As a contractor, you should operate with the mindset that you are running a business where your skills are the service and product. Your professional skills are obviously impeccable – but too many contractors focus too little on the ‘running a business’ part. And contracting bookkeeping is central to that.
What is bookkeeping
Bookkeeping is keeping track of your business: recording financial transactions, producing invoices, keeping track of payments and receipts. It’s not quite the same thing as accountancy, which tries to make sense of the information you have on your books – figuring out how much tax to pay, how to arrange your business to maximise your income, spotting areas of opportunity or wasted effort.
But without accurate contracting bookkeeping, it’s much harder for an accountant to come up with solid advice. So do you do it yourself, or pay someone to do it?
How to do your own bookkeeping
Yes, everything. That means dates, amounts, work done, sales you make and costs you incur. People tend to be more excited by the amount they will get paid, but keeping track of expenses is just as important when it comes to doing your tax.
Set up a system
If you have a simple business, you can use a spreadsheet. As you progress, you’ll find that you want to understand your finances more, and it can pay to use an accountancy software package.
Budget for tax

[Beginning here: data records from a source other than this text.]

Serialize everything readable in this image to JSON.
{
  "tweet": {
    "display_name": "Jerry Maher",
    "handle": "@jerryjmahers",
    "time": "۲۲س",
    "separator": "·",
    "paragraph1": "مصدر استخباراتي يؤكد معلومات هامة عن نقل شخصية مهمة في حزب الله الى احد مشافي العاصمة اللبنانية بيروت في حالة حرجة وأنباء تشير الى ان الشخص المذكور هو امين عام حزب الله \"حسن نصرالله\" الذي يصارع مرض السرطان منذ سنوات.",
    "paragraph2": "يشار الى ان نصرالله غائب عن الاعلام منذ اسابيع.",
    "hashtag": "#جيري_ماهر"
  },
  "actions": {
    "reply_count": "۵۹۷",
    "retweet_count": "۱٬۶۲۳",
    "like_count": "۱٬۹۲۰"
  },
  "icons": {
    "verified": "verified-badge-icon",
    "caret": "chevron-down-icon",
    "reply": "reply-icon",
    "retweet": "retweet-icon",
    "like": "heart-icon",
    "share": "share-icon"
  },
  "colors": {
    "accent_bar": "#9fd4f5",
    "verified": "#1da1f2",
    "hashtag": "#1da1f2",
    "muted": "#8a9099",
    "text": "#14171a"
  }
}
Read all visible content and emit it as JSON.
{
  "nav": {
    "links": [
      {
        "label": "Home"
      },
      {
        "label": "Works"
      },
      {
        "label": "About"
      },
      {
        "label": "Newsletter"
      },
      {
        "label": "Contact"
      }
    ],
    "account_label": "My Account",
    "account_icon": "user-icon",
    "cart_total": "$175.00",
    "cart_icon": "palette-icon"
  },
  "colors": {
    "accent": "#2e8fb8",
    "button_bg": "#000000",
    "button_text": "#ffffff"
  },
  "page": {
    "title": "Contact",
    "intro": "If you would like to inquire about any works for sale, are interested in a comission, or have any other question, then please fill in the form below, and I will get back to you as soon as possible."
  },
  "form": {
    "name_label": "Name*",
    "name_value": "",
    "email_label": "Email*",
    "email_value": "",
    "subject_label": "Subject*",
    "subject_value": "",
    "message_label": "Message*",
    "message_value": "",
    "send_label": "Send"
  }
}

You won’t know the exact amount of tax you’ll need to pay until you file your tax return, but you can arrive at a rough estimate. So make sure you keep that money aside.

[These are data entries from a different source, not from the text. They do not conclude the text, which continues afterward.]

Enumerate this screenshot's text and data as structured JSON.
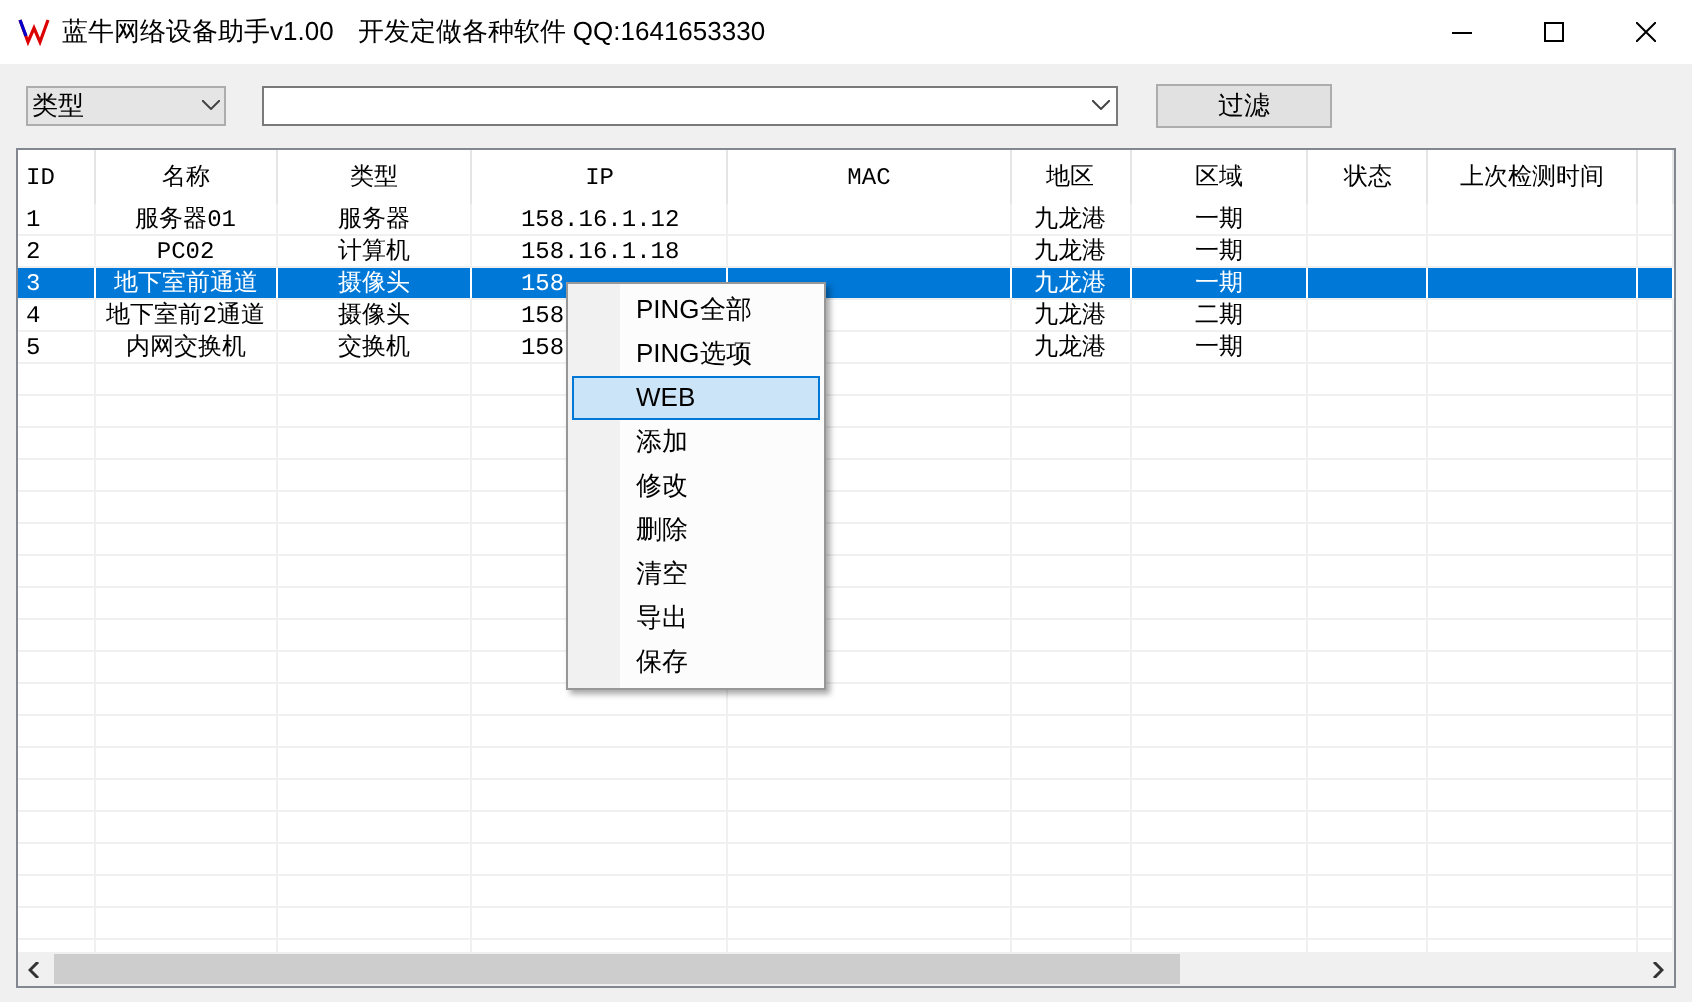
{
  "window": {
    "title": "蓝牛网络设备助手v1.00",
    "subtitle": "开发定做各种软件 QQ:1641653330"
  },
  "toolbar": {
    "type_select": "类型",
    "filter_button": "过滤"
  },
  "table": {
    "columns": [
      "ID",
      "名称",
      "类型",
      "IP",
      "MAC",
      "地区",
      "区域",
      "状态",
      "上次检测时间"
    ],
    "rows": [
      {
        "cells": [
          "1",
          "服务器01",
          "服务器",
          "158.16.1.12",
          "",
          "九龙港",
          "一期",
          "",
          ""
        ],
        "selected": false
      },
      {
        "cells": [
          "2",
          "PC02",
          "计算机",
          "158.16.1.18",
          "",
          "九龙港",
          "一期",
          "",
          ""
        ],
        "selected": false
      },
      {
        "cells": [
          "3",
          "地下室前通道",
          "摄像头",
          "158",
          "",
          "九龙港",
          "一期",
          "",
          ""
        ],
        "selected": true
      },
      {
        "cells": [
          "4",
          "地下室前2通道",
          "摄像头",
          "158",
          "",
          "九龙港",
          "二期",
          "",
          ""
        ],
        "selected": false
      },
      {
        "cells": [
          "5",
          "内网交换机",
          "交换机",
          "158",
          "",
          "九龙港",
          "一期",
          "",
          ""
        ],
        "selected": false
      }
    ]
  },
  "context_menu": {
    "items": [
      {
        "label": "PING全部",
        "selected": false
      },
      {
        "label": "PING选项",
        "selected": false
      },
      {
        "label": "WEB",
        "selected": true
      },
      {
        "label": "添加",
        "selected": false
      },
      {
        "label": "修改",
        "selected": false
      },
      {
        "label": "删除",
        "selected": false
      },
      {
        "label": "清空",
        "selected": false
      },
      {
        "label": "导出",
        "selected": false
      },
      {
        "label": "保存",
        "selected": false
      }
    ]
  }
}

Keep your business transactions in a separate bank account
Make sure your business transactions take place separately from personal transactions. If, like many contractors, your fees are routed through a personal service company, you need to be sure that your fees are paid into the right place. Taxing a company on the profits generated is more efficient than being taxed as an individual.
Claim all business expenses
Yes, all of them. The small expenses add up. If you’re doing DIY bookkeeping, consider getting a smartphone app which will allow you to record expenses more easily when you are away from your office.
The risks of DIY contractor bookkeeping
The pain of filing your tax return or business accounts each year is nothing compared to the trauma of an HMRC inquiry. Early in your contracting career, it’s easy to assume it won’t happen to you, but the longer you keep going, the more likely it is. And at that point, if your books aren’t in order, the process will become much more arduous. So keep your records as though you are preparing them to show to a tax inspector – and hold onto the paperwork for six years afterwards. That means invoices, bank statements, receipts and all your accounts.
When to hire a bookkeeper
If you are confident, organised and have a simple business, then there’s no reason why you can’t do your own books. For those who find bookkeeping a distraction from the main business of providing your clients with excellent value for money, it can be more efficient and safer to hire a bookkeeper.
Bookkeepers can be found on relatively modest terms, ranging from £10 to £15 per hour. You can also find online bookkeeping services, or your accountant may offer you a bookkeeping service.
One thing to consider is the volume of transactions. How many invoices do you generate, and how much money do you make? If you have a few, high-value transactions then your bookkeeper won’t need to do much – if you have lots of small ones, they will end up being more expensive.
ContractingWISE is here to offer our expertise and experience in contracting. Take a look at our guide to spotting a good contractor accountant.